BILL WITHERS Still Bill (Sussex)

Perhaps unfairly recognised, if at all, only for two or three songs, Bill has never been thought of as an album artist like a Stevie, a Marvin or a Sly, or even a Curtis, an Al or an Isaac. Although there might not be a unifying thread (politics, God, Sex, plants, drugs, crime etc.) tying these ten songs together, “Still Bill” is certainly no two singles/eight b-sides quota quickie.

Consistent in its high quality, “Still Bill” deals with personal politics, its songs titles rich with personal pronouns. On “Let Me In Your Life” he’s trying to mend a broken heart with compassion and a sympathetic string arrangement; “Who Is He (And What Is He To You)?” smarts with the sting of suspicion.
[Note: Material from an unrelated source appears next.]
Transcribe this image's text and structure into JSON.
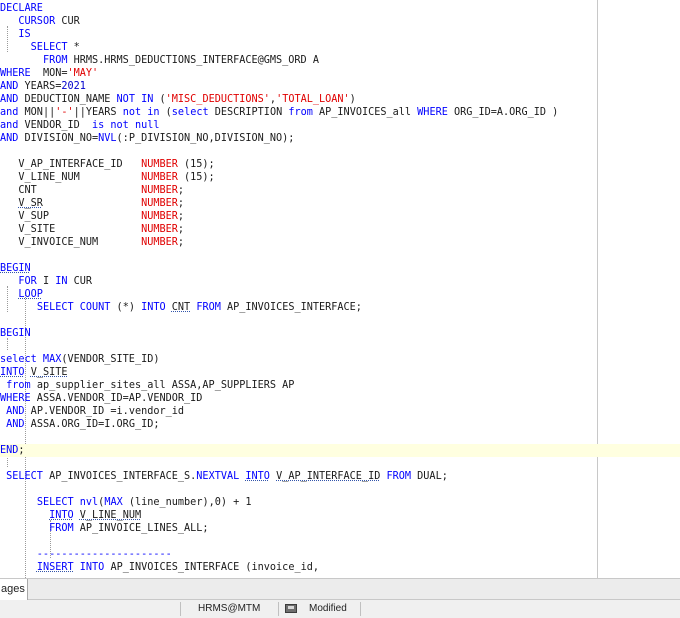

I find “Use Me” a bit icky, but at least it all sounds consensual – I can see why Grace Jones recorded one of its fifty or so cover versions, though the concept of a Scott Walker interpretation takes a little getting used to. Its hollowed-out arrangement could be a precursor of the kind of sparse, stripped down electro-funk Prince would major in a decade or more later. “Lean On Me” – yeah, one of the aforementioned two or three – was written as an expression of appreciation of the support Withers received from colleagues at the Lockheed factory where he was working whilst attempting to launch his musical career. It might just sound like a soulful reworking of “You’ve Got A Friend”, but, on the other hand, it’s a soulful reworking of “You’ve Got A Friend” – resulto! The cheery anti-bling of “I Don’t Know” is delightful (“Feeling like a rich man/Haven’t got a dime/Feeling like a young man/But I’m as old as Father Time”), yet “Another Day To Run” subtly morphs into a blaxploitation miniature, addressing drug addiction, alcoholism, prostitution and religion almost before you realise it. The album closes with the equally delicate call for empowerment of the gloriously 70s-titled “Take It All In And Check It All Out” – it’s not exactly the Black Panthers, but no less valid because of it.

This barcode-less vinyl pressing possesses the delightful time capsule ambience of an album that’s been idling away the last few decades in a darkened warehouse. The sound is a little distorted in places, but is still so much better than not having a vinyl pressing at all.